Cross-border ethnic ties and the highly contested nature of politics have positions parts of the county, particularly, Foya, as potential hotspots for political and electoral violence
The high stake in politics and the election could partly explain the youth mobilization, recruitment, and training of militants/ militias. As expressed by the security stakeholders this could be a threat to peace and security.
Lofa is the third largest county of the 15 counties, located in the northmost part of Liberia and bordered by Sierra Leone to the west and Guinea to the north and east. Lofa has five districts dominated by specific ethnic groups. Strong cross-border ethnic ties and marriages with neighbouring Guinea and Sierra Leone are common. The Kissi in Foya has ethnic ties to their fellow Kissi in Guinea and Sierra Leone border communities. The same dynamic is found in Vahun, where the Mendes have their kinsmen in cross-border communities in Sierra Leone. Communities on the border to Voinjama in Liberia and those on the Guinea side have Loma, which are interrelated. Similar dynamics exist in Zorzor with the Mandingo and Salayea with the Kpelle. As noted by an official of the Liberian Immigration Service (LIS),
“People have families across the border. During the war in Liberia, people migrated to the neighbouring countries, resided, and intermarried.”
Observations reveal that borders do not separate people; rather, they facilitate integration through shared language, values and a sense of community.
This phenomenon speaks to a colonial legacy that the African Continent needs to address. With border lines drawn through people of the same ethnic origin and kinsmen, issues of cross-border voting are eminent with implications for elections.
In Lofa, the second phase of the Biometric Voter Registration (BVR) process was characterized by the influx of foreigners trying to register. BVR centres in communities such as Porluma and Tambah Taylor in Foya- Electoral District 1, Konie in Voinjama-Electoral District 4 and Yeala in Electoral District 5 were marked with long queues of prospective registrants waiting to register or waiting for others to finish, so they could move together back to their communities (see image 2).
Although foreigners attempting to register are not limited to BVR centres in the border communities, the extent found in BVR centres in border communities is greater than in non-border communities. In an interaction with a LIS office on the possible registration of foreigners, he noted that they follow procedures and guidelines to interview prospective registrants to establish their nationality. He added that officers could easily detect foreigners and, to some extent, differentiate between persons from the same ethnic groups from either side of the border. As noted by a LIS officer at one of the BVR Centres, “The Luma, who are on either side of the border, are seen by how they express themselves.”

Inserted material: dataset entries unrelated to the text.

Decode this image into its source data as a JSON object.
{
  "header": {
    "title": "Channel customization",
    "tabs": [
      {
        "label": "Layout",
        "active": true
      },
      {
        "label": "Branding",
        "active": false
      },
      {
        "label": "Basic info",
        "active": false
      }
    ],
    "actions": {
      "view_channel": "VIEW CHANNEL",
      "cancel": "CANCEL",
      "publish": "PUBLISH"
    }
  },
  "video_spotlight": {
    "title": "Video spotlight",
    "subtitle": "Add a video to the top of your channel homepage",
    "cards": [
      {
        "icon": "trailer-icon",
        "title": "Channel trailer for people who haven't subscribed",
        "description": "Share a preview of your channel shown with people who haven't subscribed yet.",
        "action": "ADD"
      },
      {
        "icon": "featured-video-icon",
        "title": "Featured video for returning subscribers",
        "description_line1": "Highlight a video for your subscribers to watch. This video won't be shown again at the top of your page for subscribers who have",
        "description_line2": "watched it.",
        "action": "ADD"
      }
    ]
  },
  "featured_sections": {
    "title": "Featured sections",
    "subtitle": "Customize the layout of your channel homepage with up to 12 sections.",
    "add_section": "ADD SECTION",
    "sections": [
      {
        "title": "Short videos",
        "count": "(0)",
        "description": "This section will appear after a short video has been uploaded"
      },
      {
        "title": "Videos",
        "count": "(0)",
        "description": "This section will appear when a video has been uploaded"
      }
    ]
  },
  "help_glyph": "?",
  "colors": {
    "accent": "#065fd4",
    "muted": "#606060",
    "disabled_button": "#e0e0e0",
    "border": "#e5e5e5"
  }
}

Observations in parts of the county point to intra and inter-county mobilisation and mobilisation across country borders. The phenomenon of long queues and the sight of many people waiting for each other in or walking towards/from the registration centres in BVR centres in border communities is attributed to the mobilisation efforts by political parties. Although EISA observers in Lofa did not see trucking to BVR centres, the team observed trucks loaded with people, especially in Foya, sometimes with the people dropped off a few distances to BVR centres. In an interaction with NEC officials on the issue of groups waiting for each other at the BVR centre, the NEC registrar noted that people waited for each other since they came in groups.

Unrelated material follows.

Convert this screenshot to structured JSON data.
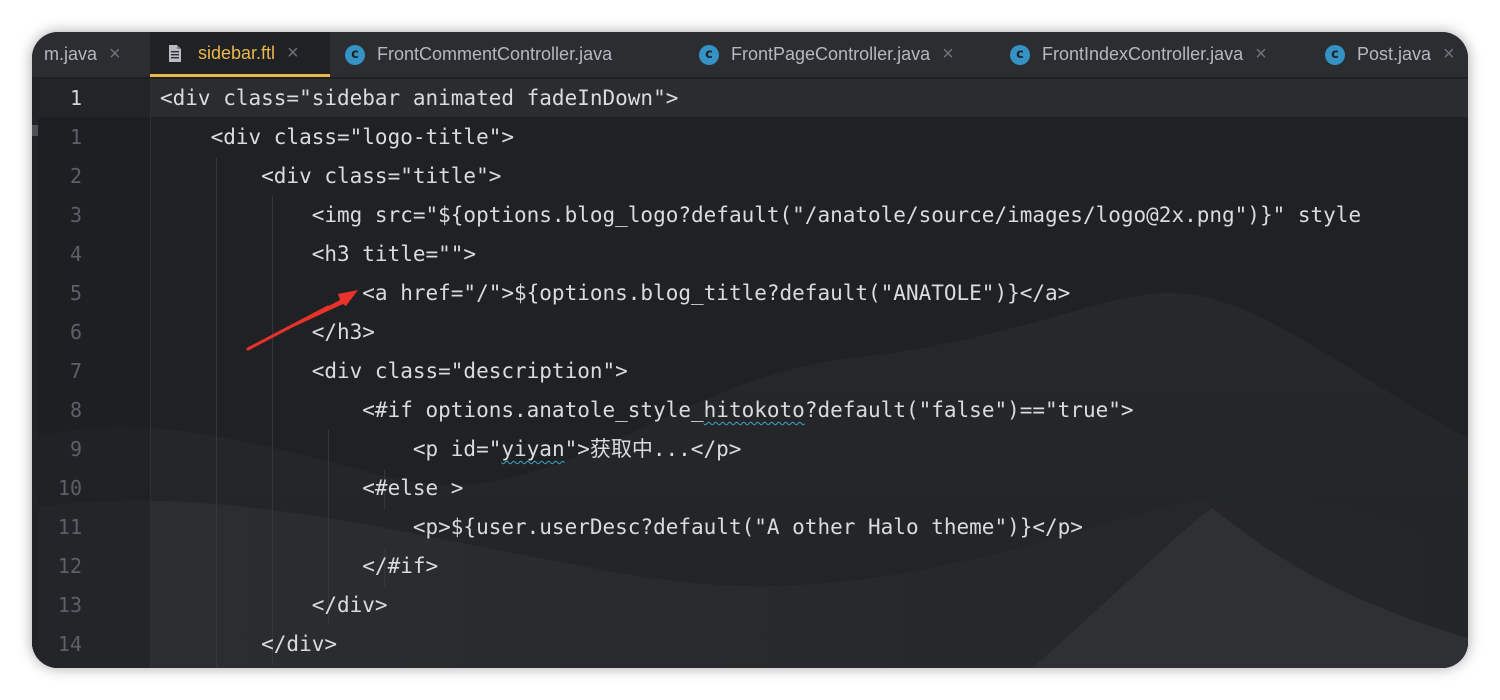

Beyond the possible trucking, the issue of under-aged registrants also came out strongly. Similarly, groups of young people moved from communities including Porlumar and Borlirloe to Foya city. Interactions with them revealed they were first-time registrants mobilized by an aspirant of one of the political parties for a first-time voters’ event. Interacting with them also shows they were with their voter ID card, with some looking younger than 18.
There is a need for support towards peace dialogues. The NEC magistrate for lower Lofa noted that they have been engaging in peace dialogues, which are ongoing and facilitated by NEC and the Liberia National Police (LNP). However, these peace messages need to reach all parts of the county.
About USAID Support to EISA-IEOM to Liberia: The USAID-funded EISA International Election Observation Mission (EISA-IEOM) Activity seeks to enhance the integrity of the 2023 Liberia Presidential and Legislative elections through the deployment of an independent international election observer mission (EOM) to monitor, assess and report on all phases of the electoral process in accordance with international and regional benchmarks. The IEOM is implemented in close coordination with and the financial support of USAID/Liberia and will complement the efforts of other electoral stakeholders. EISA-IEOM has deployed international LTOs across Liberia to observe BVR Phase 2 of the registration and will compile a Phase 2 and comprehensive BVR report at the conclusion of the inspection process.